Physical Activity Appears to Reduce Mortality Risk, But Not In Those Who Are Obese, Study Shows

By Lois Baker

Release Date: March 18, 1994 This content is archived.


TAMPA, Fla. -- A University at Buffalo study on the relationship between physical activity and mortality provides new evidence that life as a couch potato may bring an early death.

Results showed that physically active men who were not obese had a 60 percent lower risk of dying from heart disease, and a 41 percent lower risk of dying from any cause, than sedentary men.

Body weight appeared to be an important variable. The researchers found that overweight or obese men who were as active as their slimmer colleagues received no protective effect.

The project is the first to study a random sample of a general population and its total physical activity during work and leisure and its mortality statistics.

Results of the research, conducted by a team headed by Joan Dorn, Ph.D., research instructor in the UB Department of Social and Preventive Medicine, appeared in the February issue of Circulation and were presented here today (Friday, March 18) at the American Heart Association’s Epidemiology Council Conference.

The goal of the study was to determine if physically active men were less likely to die of heart disease in particular, and live longer in general, than men who took part in little physical activity.

The benefits of exercise, per se, have been documented previously. The UB study calculated the effect of a person’s normal physical routine on longevity and mortality, rather than focusing on specific activities such as walking, climbing stairs, doing yardwork or playing sports.

The study participants were interviewed originally in 1960, after being selected randomly from the general population of Buffalo to take part in an epidemiologic study. The original sample was composed of 866 men between the ages of 15 and 96. The researchers were able to follow up on 632 of the men, at an average interval of 29 years after the initial interview.

Within the follow-up group, 270 had died, 97 from coronary heart disease.

During the original interview, the men provided complete medical histories and details of their lifestyles, including a description of their work and leisure physical activity.

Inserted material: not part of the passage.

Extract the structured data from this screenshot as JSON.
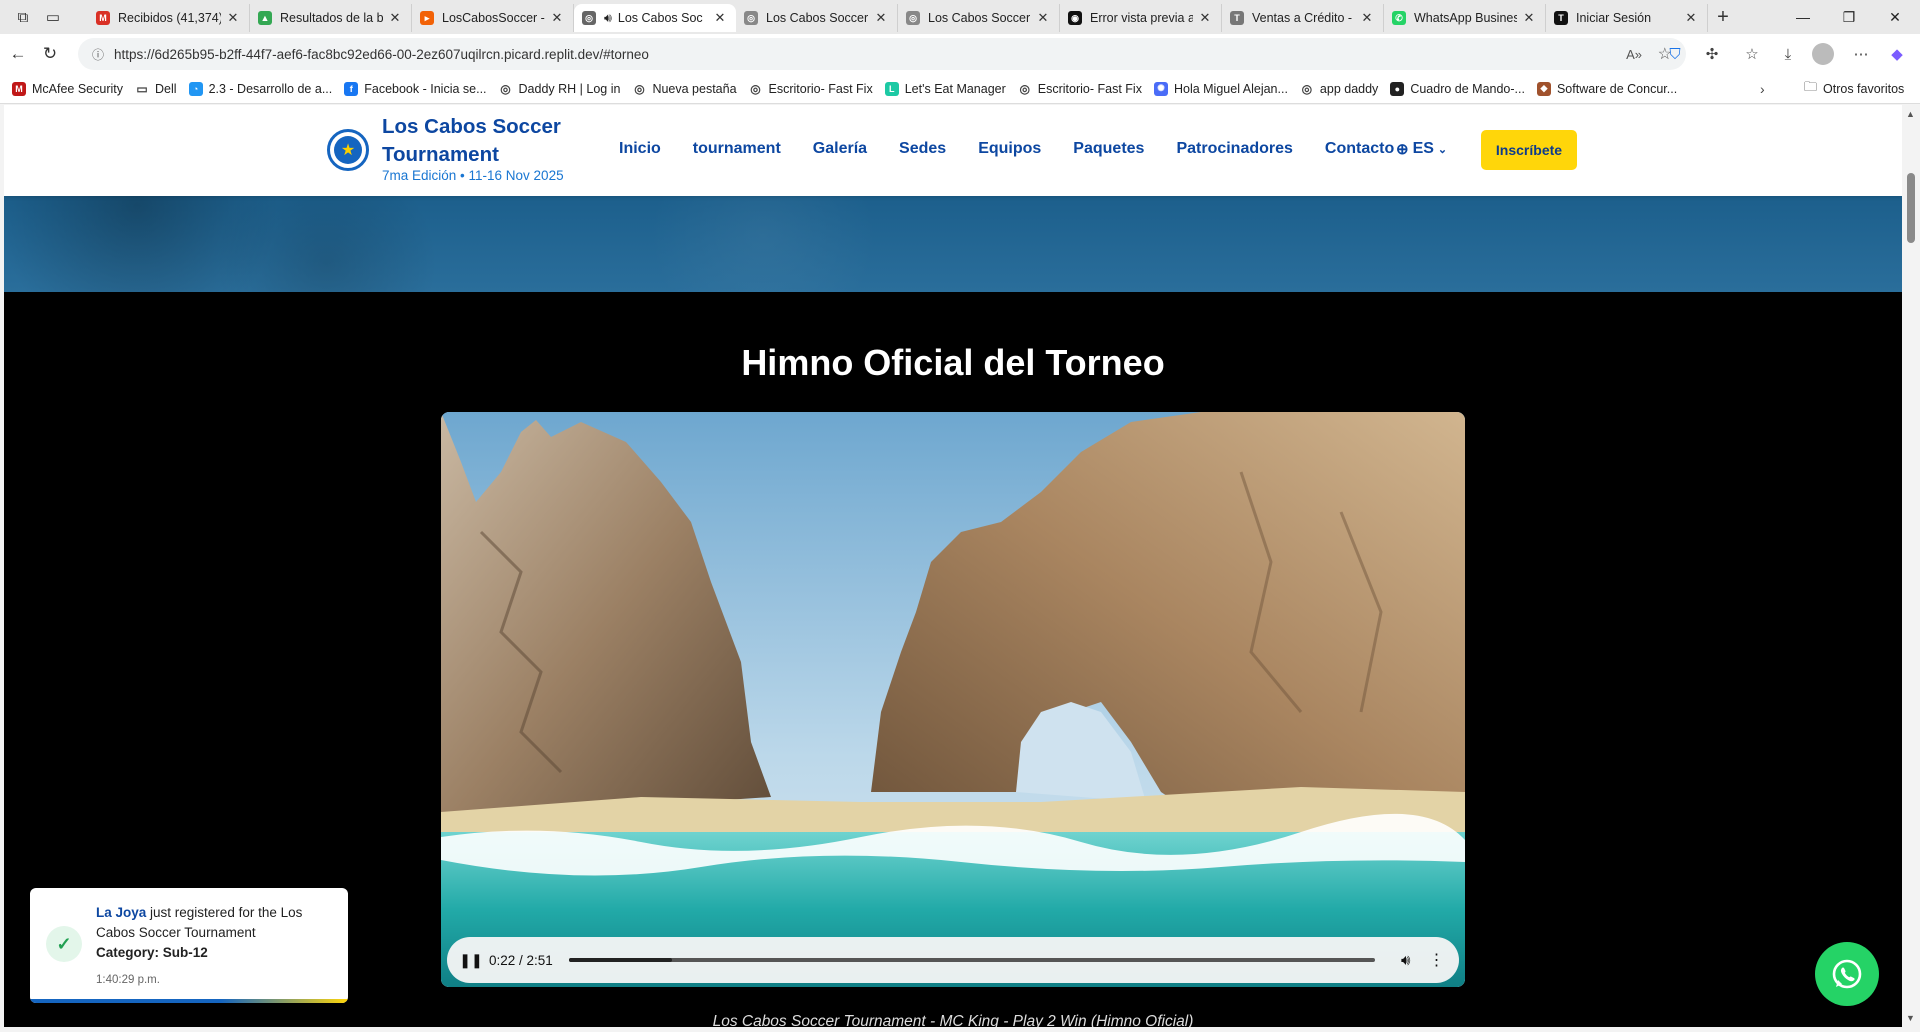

Participants reported the number of work-day hours spent sitting at a desk, machine, car, bus, train or other vehicle; driving a vehicle; standing; carrying or lifting heavy things; shoveling or digging; other work activities they considered exercise; sleeping; and walking. The specific types of machines or vehicles used, objects lifted, etc, also were described.

Weekend physical activities included the number of hours usually spent in activities such as sitting, lying down, sleeping, standing at a machine, playing sports, other kinds of exercise, such as gardening or washing the car, and walking. Types of machines, sports and other exercise were probed in detail.

Results showed that higher levels of activity were associated with a 41 percent lower risk of death from any cause, and a 60 percent lower risk of death from heart disease in men who were not obese.

No such relationship was found in overweight and obese men, implying that a high body weight may nullify any beneficial effects of physical activity, researchers concluded. Similar trends were seen in men 65-and over, who were studied separately.

"A sedentary lifestyle is a habit we can change to help prolong our lives," said Dorn. "Contrary to other lifestyle changes that often mean giving up enjoyable habits, increasing your level of activity represents a pleasant way to lower the risk of early death."

Additional members of the research team were Maurizio Trevisan, M.D.; John P. Naughton, M.D.; John E. Vena, Ph.D., and Frank J. Cerny, Ph.D., all from UB, and Warren Winkelstein, M.D., from the University of California at Berkeley.